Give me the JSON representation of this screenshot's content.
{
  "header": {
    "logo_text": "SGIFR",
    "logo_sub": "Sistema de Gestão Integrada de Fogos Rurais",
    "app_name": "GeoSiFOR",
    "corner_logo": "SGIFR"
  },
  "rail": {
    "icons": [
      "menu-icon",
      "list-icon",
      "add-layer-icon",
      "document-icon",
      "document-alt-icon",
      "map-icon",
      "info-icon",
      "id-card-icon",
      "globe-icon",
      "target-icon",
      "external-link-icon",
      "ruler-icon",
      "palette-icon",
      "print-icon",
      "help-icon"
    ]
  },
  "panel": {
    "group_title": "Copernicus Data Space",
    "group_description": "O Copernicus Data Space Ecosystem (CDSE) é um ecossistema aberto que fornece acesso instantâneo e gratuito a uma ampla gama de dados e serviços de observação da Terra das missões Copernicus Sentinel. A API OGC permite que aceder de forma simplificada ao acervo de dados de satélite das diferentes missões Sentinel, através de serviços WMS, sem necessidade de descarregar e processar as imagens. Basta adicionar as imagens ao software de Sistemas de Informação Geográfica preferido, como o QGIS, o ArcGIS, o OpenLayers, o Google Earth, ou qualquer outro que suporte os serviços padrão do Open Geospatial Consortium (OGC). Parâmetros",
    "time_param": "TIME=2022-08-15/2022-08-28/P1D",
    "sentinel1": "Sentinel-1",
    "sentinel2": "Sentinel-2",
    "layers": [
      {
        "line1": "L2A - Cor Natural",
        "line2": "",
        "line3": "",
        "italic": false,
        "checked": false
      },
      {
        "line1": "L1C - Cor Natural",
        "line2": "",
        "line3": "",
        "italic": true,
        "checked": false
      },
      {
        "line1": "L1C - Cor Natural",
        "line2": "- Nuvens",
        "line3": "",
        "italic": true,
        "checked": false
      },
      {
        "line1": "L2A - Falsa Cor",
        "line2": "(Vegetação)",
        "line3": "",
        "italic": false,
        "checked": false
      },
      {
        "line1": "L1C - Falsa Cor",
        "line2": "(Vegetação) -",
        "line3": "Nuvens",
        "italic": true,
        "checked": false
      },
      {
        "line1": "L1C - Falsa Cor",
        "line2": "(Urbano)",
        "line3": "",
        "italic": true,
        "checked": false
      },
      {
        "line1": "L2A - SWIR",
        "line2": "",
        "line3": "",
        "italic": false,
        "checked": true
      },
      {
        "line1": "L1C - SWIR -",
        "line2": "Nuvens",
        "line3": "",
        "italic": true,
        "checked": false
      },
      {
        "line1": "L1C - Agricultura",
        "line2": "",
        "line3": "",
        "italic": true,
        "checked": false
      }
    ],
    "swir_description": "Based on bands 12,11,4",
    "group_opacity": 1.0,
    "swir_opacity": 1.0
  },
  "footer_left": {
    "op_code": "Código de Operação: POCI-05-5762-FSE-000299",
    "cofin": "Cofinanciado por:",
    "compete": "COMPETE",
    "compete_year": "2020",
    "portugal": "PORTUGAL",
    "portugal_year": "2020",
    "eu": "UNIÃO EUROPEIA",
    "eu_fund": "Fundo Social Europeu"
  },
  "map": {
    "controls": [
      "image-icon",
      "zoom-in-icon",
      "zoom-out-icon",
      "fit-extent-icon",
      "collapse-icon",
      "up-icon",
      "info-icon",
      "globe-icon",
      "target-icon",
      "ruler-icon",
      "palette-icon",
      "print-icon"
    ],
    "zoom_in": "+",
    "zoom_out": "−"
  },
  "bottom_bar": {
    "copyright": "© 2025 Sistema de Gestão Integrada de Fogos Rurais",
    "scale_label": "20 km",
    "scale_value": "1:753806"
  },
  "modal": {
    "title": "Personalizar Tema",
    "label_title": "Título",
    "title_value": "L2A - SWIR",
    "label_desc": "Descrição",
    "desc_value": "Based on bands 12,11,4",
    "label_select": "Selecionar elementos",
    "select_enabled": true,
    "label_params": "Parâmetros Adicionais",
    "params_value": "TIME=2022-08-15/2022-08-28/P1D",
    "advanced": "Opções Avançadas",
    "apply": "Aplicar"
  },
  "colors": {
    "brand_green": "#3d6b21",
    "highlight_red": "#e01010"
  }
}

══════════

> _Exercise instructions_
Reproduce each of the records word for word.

> _Response area_
Give me the JSON representation of this screenshot's content.
{
  "header": {
    "logo_text": "SGIFR",
    "logo_sub": "Sistema de Gestão Integrada de Fogos Rurais",
    "app_name": "GeoSiFOR",
    "corner_logo": "SGIFR"
  },
  "rail": {
    "icons": [
      "menu-icon",
      "list-icon",
      "add-layer-icon",
      "document-icon",
      "document-alt-icon",
      "map-icon",
      "info-icon",
      "id-card-icon",
      "globe-icon",
      "target-icon",
      "external-link-icon",
      "ruler-icon",
      "palette-icon",
      "print-icon",
      "help-icon"
    ]
  },
  "panel": {
    "group_title": "Copernicus Data Space",
    "group_description": "O Copernicus Data Space Ecosystem (CDSE) é um ecossistema aberto que fornece acesso instantâneo e gratuito a uma ampla gama de dados e serviços de observação da Terra das missões Copernicus Sentinel. A API OGC permite que aceder de forma simplificada ao acervo de dados de satélite das diferentes missões Sentinel, através de serviços WMS, sem necessidade de descarregar e processar as imagens. Basta adicionar as imagens ao software de Sistemas de Informação Geográfica preferido, como o QGIS, o ArcGIS, o OpenLayers, o Google Earth, ou qualquer outro que suporte os serviços padrão do Open Geospatial Consortium (OGC). Parâmetros",
    "time_param": "TIME=2022-08-15/2022-08-28/P1D",
    "sentinel1": "Sentinel-1",
    "sentinel2": "Sentinel-2",
    "layers": [
      {
        "line1": "L2A - Cor Natural",
        "line2": "",
        "line3": "",
        "italic": false,
        "checked": false
      },
      {
        "line1": "L1C - Cor Natural",
        "line2": "",
        "line3": "",
        "italic": true,
        "checked": false
      },
      {
        "line1": "L1C - Cor Natural",
        "line2": "- Nuvens",
        "line3": "",
        "italic": true,
        "checked": false
      },
      {
        "line1": "L2A - Falsa Cor",
        "line2": "(Vegetação)",
        "line3": "",
        "italic": false,
        "checked": false
      },
      {
        "line1": "L1C - Falsa Cor",
        "line2": "(Vegetação) -",
        "line3": "Nuvens",
        "italic": true,
        "checked": false
      },
      {
        "line1": "L1C - Falsa Cor",
        "line2": "(Urbano)",
        "line3": "",
        "italic": true,
        "checked": false
      },
      {
        "line1": "L2A - SWIR",
        "line2": "",
        "line3": "",
        "italic": false,
        "checked": true
      },
      {
        "line1": "L1C - SWIR -",
        "line2": "Nuvens",
        "line3": "",
        "italic": true,
        "checked": false
      },
      {
        "line1": "L1C - Agricultura",
        "line2": "",
        "line3": "",
        "italic": true,
        "checked": false
      }
    ],
    "swir_description": "Based on bands 12,11,4",
    "group_opacity": 1.0,
    "swir_opacity": 1.0
  },
  "footer_left": {
    "op_code": "Código de Operação: POCI-05-5762-FSE-000299",
    "cofin": "Cofinanciado por:",
    "compete": "COMPETE",
    "compete_year": "2020",
    "portugal": "PORTUGAL",
    "portugal_year": "2020",
    "eu": "UNIÃO EUROPEIA",
    "eu_fund": "Fundo Social Europeu"
  },
  "map": {
    "controls": [
      "image-icon",
      "zoom-in-icon",
      "zoom-out-icon",
      "fit-extent-icon",
      "collapse-icon",
      "up-icon",
      "info-icon",
      "globe-icon",
      "target-icon",
      "ruler-icon",
      "palette-icon",
      "print-icon"
    ],
    "zoom_in": "+",
    "zoom_out": "−"
  },
  "bottom_bar": {
    "copyright": "© 2025 Sistema de Gestão Integrada de Fogos Rurais",
    "scale_label": "20 km",
    "scale_value": "1:753806"
  },
  "modal": {
    "title": "Personalizar Tema",
    "label_title": "Título",
    "title_value": "L2A - SWIR",
    "label_desc": "Descrição",
    "desc_value": "Based on bands 12,11,4",
    "label_select": "Selecionar elementos",
    "select_enabled": true,
    "label_params": "Parâmetros Adicionais",
    "params_value": "TIME=2022-08-15/2022-08-28/P1D",
    "advanced": "Opções Avançadas",
    "apply": "Aplicar"
  },
  "colors": {
    "brand_green": "#3d6b21",
    "highlight_red": "#e01010"
  }
}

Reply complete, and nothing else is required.